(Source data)
- - - - - - -
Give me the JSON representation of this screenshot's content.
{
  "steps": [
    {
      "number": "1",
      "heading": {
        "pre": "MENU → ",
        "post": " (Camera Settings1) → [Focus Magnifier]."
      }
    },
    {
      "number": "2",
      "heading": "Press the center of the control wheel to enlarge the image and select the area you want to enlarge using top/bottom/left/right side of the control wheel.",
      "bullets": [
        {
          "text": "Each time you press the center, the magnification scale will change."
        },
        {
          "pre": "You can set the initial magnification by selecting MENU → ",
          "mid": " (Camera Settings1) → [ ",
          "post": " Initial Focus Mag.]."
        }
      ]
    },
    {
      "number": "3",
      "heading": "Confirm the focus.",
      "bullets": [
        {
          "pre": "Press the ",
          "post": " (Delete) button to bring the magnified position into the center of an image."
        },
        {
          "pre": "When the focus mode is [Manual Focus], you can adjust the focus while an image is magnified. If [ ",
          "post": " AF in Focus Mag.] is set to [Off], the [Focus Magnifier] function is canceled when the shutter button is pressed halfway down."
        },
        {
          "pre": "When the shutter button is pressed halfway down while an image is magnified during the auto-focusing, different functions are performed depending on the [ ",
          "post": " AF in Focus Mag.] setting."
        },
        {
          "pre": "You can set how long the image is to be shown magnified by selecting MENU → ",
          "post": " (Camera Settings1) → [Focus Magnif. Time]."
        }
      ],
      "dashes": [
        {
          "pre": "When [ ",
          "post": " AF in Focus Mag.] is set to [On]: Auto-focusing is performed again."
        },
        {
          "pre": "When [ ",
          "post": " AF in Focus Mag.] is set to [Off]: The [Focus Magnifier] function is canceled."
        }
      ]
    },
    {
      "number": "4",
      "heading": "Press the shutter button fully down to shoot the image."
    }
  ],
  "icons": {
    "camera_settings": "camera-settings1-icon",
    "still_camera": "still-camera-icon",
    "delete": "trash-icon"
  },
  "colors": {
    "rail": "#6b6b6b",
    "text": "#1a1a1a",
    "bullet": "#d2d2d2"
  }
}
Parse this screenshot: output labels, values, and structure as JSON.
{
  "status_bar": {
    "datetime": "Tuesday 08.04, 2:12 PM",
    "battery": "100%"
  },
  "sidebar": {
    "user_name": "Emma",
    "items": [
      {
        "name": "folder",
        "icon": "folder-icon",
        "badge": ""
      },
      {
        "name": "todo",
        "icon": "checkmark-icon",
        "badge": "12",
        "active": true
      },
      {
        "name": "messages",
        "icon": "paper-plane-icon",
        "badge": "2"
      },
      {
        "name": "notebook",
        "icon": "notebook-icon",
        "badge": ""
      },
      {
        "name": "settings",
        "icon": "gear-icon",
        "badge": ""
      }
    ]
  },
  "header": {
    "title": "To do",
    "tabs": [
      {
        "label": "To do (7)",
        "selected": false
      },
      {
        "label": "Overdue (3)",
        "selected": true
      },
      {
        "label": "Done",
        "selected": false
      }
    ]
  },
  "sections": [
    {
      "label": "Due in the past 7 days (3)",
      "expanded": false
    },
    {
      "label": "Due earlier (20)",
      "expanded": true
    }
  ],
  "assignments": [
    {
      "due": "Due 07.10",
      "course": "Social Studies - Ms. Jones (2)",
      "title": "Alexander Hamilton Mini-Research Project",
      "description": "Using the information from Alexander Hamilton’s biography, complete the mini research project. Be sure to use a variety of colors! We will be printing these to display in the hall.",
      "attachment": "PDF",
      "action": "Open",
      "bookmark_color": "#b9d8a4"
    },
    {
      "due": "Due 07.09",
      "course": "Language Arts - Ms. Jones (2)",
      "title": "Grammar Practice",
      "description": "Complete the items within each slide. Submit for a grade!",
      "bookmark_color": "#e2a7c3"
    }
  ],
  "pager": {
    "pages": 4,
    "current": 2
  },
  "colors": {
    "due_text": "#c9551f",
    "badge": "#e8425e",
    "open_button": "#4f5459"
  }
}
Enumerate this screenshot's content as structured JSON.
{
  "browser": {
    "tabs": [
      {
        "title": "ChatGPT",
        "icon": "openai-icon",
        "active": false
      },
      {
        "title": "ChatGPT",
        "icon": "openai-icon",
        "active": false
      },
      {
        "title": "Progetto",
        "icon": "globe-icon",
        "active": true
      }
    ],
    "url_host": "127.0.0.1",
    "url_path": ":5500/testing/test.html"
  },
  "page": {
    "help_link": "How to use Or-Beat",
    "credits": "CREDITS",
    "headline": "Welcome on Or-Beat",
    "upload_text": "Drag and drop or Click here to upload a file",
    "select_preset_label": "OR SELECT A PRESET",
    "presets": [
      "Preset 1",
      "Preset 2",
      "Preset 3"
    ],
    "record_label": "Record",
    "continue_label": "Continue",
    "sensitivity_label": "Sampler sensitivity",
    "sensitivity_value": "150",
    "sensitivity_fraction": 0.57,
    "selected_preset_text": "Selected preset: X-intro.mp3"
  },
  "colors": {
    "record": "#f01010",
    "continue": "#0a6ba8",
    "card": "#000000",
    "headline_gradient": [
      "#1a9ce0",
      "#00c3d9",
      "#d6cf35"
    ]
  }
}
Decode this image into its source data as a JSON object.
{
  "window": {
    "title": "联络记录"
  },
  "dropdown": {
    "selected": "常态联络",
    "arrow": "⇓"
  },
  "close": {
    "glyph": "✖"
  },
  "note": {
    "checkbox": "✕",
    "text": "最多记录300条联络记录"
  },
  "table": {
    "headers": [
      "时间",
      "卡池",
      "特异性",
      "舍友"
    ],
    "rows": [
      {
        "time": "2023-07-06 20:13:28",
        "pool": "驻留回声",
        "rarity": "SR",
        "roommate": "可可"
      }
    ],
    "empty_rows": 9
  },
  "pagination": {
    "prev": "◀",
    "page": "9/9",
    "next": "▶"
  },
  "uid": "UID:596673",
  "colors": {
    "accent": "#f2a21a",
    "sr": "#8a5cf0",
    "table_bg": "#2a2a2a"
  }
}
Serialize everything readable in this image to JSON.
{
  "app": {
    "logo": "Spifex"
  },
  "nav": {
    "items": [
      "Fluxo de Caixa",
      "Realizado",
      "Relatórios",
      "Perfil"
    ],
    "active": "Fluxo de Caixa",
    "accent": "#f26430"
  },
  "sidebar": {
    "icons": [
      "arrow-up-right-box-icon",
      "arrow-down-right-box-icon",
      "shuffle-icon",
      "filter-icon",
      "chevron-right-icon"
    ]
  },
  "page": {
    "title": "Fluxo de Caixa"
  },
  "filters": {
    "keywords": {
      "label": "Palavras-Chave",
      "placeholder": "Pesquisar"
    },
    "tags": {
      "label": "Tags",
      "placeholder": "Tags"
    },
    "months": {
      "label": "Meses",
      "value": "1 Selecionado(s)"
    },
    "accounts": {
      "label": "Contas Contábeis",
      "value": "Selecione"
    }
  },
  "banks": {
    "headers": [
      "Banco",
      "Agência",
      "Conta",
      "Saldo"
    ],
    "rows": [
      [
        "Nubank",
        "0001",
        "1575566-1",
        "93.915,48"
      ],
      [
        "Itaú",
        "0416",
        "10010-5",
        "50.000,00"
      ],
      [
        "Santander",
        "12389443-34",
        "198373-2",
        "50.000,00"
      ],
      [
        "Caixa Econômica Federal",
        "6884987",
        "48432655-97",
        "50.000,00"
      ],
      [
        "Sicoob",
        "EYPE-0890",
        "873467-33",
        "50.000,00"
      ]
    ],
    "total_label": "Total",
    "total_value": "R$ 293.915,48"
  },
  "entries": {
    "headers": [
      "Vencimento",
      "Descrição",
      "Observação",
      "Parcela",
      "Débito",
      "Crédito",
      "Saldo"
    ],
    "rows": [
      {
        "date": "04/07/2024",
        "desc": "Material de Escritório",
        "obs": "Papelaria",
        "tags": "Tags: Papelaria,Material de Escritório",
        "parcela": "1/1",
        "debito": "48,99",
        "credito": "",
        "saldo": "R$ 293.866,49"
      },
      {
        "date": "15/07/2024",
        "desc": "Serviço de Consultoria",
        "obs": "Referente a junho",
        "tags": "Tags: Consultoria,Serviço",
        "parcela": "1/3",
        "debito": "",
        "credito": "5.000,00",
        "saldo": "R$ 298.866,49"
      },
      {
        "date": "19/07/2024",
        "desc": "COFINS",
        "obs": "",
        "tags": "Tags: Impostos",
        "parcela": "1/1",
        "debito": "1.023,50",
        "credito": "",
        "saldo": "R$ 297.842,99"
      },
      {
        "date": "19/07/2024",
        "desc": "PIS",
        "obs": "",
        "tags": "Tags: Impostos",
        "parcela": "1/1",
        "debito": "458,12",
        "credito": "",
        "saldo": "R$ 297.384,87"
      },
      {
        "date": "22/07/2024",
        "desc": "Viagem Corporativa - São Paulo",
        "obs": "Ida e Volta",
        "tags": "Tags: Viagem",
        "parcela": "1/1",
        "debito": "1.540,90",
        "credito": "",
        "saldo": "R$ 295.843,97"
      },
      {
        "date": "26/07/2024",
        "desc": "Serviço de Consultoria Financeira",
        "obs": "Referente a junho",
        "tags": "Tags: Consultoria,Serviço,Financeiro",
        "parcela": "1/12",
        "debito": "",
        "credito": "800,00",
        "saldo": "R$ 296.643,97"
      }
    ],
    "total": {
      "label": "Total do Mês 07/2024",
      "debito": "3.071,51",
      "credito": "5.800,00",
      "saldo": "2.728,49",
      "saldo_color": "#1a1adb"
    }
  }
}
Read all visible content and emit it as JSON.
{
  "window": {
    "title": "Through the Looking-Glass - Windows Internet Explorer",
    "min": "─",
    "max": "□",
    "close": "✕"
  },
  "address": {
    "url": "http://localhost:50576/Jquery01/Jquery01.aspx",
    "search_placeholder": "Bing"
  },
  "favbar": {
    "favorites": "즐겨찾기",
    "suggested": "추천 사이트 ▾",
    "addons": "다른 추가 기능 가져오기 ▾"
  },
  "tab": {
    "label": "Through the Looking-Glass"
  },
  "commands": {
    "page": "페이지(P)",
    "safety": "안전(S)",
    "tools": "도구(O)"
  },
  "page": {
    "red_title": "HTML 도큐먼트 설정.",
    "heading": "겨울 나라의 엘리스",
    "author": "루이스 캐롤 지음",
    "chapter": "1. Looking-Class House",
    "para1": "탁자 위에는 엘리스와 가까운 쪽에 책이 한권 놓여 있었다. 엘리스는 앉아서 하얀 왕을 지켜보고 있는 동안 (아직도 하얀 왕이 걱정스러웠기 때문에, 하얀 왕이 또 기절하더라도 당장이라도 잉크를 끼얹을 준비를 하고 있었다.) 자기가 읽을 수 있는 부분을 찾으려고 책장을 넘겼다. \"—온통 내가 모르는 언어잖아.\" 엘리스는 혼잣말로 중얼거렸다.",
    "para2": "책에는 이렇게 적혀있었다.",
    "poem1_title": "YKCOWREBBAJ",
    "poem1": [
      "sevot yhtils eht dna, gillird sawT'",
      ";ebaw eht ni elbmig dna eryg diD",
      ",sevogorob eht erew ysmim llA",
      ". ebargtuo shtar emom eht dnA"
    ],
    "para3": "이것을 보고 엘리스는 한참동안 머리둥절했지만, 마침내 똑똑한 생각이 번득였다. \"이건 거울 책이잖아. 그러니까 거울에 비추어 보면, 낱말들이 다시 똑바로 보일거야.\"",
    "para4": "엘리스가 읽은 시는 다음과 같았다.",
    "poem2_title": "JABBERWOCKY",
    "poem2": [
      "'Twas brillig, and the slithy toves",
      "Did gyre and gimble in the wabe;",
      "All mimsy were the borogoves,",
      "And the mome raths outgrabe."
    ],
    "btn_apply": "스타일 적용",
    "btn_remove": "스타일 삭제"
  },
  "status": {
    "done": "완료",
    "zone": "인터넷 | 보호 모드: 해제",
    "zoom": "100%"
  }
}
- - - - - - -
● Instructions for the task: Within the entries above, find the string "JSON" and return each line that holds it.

● Task result:
Give me the JSON representation of this screenshot's content.
Parse this screenshot: output labels, values, and structure as JSON.
Enumerate this screenshot's content as structured JSON.
Decode this image into its source data as a JSON object.
Serialize everything readable in this image to JSON.
Read all visible content and emit it as JSON.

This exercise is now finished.